There might not be a limit to everything human beings can do, and yet there is little we do better than growing under all possible circumstances. This tendency, in particular, has already fetched us some huge milestones, with technology appearing as rather unique member of the stated group. The main reason why technology’s credentials are so anomalous is based on its skill-set, which was unprecedented enough to guide us towards a reality that nobody could have ever imagined otherwise. Nevertheless, if we look a little bit deeper, it should become clear how the whole runner was also very much inspired by the way we applied those skills across a real-world environment. The latter component was, in fact, what gave the creation a spectrum-wide presence, and consequentially, kickstarted a tech revolution. This revolution, as we discovered, will go on to scale up the human experience from every conceivable direction, but even after achieving such a monumental feat, technology will somehow continue to bring all the right goods to the table. The same has turned more and more evident in recent times, and assuming Kyte’s latest decision shakes out just like how it is envisioned, the whole runner can only be expected to grow bigger and better moving forward.
After concluding a successful pilot program, Kyte, a car rental delivery startup based in San Francisco, has officially launched a new car subscription service.

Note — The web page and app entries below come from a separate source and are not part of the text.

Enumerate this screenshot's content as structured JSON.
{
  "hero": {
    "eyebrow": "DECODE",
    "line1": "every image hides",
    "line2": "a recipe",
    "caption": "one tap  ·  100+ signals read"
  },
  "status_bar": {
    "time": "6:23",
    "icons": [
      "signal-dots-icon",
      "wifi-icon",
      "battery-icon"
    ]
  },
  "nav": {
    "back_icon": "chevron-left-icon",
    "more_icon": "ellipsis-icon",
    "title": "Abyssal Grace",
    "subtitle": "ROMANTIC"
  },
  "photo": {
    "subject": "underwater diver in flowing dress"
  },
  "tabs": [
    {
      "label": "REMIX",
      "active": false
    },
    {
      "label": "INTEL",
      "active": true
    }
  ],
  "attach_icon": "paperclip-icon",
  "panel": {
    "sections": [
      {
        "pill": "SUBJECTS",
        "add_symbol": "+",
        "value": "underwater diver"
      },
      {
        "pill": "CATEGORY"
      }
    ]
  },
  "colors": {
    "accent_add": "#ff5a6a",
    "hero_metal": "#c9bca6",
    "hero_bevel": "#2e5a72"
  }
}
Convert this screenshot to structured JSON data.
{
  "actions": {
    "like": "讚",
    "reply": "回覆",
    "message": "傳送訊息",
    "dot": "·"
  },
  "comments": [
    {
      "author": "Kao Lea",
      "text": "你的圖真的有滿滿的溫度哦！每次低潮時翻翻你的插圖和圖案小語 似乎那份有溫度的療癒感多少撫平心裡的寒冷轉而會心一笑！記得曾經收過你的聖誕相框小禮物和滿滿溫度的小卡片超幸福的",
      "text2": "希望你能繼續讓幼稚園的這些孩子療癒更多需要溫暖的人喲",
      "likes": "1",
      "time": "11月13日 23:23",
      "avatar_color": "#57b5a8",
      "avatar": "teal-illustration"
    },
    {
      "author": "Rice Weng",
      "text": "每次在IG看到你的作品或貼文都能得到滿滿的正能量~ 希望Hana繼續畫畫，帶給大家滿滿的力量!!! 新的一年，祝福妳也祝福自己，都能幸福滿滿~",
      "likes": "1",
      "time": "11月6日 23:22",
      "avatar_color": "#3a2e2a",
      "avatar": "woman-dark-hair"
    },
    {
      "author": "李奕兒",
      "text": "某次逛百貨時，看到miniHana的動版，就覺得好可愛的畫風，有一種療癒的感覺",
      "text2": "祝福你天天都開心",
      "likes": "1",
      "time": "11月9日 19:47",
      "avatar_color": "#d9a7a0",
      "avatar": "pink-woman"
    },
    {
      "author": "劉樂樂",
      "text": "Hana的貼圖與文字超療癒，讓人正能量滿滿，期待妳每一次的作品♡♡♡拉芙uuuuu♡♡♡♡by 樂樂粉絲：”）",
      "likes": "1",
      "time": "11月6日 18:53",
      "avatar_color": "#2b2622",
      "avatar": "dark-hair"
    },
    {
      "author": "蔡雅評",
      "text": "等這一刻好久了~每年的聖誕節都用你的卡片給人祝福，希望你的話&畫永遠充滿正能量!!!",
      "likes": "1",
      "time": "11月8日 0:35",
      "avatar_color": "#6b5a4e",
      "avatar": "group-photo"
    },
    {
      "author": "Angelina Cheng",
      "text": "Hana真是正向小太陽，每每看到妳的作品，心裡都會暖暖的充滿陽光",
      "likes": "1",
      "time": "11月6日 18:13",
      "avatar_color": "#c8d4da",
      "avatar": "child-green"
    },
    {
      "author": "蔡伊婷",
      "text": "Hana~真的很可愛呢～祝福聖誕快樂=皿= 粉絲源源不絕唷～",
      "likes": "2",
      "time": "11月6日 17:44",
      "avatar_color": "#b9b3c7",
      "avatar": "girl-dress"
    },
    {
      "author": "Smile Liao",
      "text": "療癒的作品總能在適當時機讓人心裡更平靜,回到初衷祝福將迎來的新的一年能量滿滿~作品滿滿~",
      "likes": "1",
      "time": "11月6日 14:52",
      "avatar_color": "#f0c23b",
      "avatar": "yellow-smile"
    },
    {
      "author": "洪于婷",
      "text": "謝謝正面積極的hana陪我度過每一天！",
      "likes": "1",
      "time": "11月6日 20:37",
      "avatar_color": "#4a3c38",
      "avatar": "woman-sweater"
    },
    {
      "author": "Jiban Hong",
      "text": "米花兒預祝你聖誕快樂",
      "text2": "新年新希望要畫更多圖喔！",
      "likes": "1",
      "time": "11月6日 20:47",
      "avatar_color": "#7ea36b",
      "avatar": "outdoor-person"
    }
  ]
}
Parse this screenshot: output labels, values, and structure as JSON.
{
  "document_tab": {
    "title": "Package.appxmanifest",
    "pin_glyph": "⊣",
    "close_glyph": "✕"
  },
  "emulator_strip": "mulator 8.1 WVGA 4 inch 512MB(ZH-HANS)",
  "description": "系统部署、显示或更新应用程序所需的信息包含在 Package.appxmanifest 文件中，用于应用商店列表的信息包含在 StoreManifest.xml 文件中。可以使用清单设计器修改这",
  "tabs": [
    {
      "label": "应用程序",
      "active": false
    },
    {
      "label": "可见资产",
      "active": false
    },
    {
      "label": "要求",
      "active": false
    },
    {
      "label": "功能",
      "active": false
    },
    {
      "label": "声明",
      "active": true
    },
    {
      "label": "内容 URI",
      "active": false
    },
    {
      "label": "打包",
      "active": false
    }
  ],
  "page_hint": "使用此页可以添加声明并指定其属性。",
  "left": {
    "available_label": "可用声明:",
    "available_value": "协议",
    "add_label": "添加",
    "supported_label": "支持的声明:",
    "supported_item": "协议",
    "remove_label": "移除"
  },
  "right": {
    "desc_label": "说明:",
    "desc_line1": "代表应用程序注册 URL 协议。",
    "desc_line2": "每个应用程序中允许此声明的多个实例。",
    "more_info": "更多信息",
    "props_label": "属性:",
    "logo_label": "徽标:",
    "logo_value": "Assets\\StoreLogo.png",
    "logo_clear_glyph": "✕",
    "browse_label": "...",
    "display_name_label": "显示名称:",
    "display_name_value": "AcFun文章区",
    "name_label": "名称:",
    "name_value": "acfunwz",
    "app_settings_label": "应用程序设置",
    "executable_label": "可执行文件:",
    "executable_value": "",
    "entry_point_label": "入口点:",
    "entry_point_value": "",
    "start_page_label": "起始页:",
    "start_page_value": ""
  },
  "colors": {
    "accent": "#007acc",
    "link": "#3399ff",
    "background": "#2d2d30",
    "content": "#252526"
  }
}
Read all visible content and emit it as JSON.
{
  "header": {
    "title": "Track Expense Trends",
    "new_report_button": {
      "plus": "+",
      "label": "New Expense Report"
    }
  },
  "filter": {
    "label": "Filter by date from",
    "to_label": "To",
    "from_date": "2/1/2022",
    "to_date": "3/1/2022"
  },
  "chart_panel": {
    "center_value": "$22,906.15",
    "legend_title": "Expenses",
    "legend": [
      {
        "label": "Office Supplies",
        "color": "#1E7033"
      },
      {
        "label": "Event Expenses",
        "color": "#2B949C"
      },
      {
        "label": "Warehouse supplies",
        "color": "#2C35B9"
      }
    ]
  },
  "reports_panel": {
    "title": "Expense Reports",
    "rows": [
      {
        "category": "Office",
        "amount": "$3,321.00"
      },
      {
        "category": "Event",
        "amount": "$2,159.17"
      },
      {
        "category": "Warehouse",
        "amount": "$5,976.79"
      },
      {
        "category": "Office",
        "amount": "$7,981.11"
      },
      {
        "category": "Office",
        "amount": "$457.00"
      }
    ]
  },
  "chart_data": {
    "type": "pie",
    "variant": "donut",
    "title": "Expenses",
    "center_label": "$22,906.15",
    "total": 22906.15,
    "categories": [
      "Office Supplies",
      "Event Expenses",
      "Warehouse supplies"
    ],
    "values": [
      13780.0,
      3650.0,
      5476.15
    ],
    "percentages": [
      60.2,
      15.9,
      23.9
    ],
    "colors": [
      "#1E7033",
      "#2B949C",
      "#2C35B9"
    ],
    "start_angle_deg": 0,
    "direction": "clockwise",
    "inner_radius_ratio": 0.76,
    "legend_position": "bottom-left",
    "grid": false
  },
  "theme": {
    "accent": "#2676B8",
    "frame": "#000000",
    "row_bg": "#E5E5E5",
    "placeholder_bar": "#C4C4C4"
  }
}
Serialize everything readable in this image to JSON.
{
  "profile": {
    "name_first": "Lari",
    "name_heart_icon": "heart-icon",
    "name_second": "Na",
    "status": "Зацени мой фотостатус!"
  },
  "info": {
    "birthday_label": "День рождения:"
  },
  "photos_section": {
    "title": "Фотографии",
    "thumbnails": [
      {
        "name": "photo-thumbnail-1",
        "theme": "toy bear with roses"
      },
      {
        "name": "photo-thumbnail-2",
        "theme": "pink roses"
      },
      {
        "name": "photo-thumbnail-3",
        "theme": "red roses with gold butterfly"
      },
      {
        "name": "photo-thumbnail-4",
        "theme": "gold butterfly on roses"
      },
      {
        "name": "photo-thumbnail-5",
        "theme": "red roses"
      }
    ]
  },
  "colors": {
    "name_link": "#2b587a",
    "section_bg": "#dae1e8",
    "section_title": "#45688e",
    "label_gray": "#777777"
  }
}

According to certain reports, the stated service will be available through three different plans, with the base plan offering three months of duration, the medium plan offering six months of duration, and the top plan offering twelve months of duration. Talk about the markets in which the new service will operate, it is expected to be accessible, at least for the initial phase, across cities like San Francisco, Chicago, New York City, Boston, and others. Now, pivoting towards the vehicles in Kyte’s subscription fleet, the line-up is likely to include Tesla Model 3s, Kia Forte, Toyota Camry, Jeep Compass, and plenty other cars. But is a car subscription model even feasible? According to Kelley Blue Book, it very well might be the case, considering an uptick in interest rates and monthly installments is now making more and more Americans rethink their intention of buying out a vehicle.
When quizzed regarding the new service, Erik Zahnlecker, Kyte’s director of new products, echoed the same dynamic.
“Coming out of the pandemic, the way we live, work, play and travel has significantly changed. More than ever, ‘digital nomads’ are emerging, and Americans are looking for flexible options that match their new lifestyles,” Zahnlecker said. “Car leasing or ownership comes with hassles and commitments (like depreciation, lock-in, maintenance and more) that may not suit a consumer’s desired next move. At Kyte, we’re committed to creating options for anyone looking for a ride longer than a ride-share.”
Interestingly, the move from Kyte comes just a few days after it raised $60 million in Series B financing, and a few months after it got $200 million in debt financing from Goldman Sachs and Ares Global Management.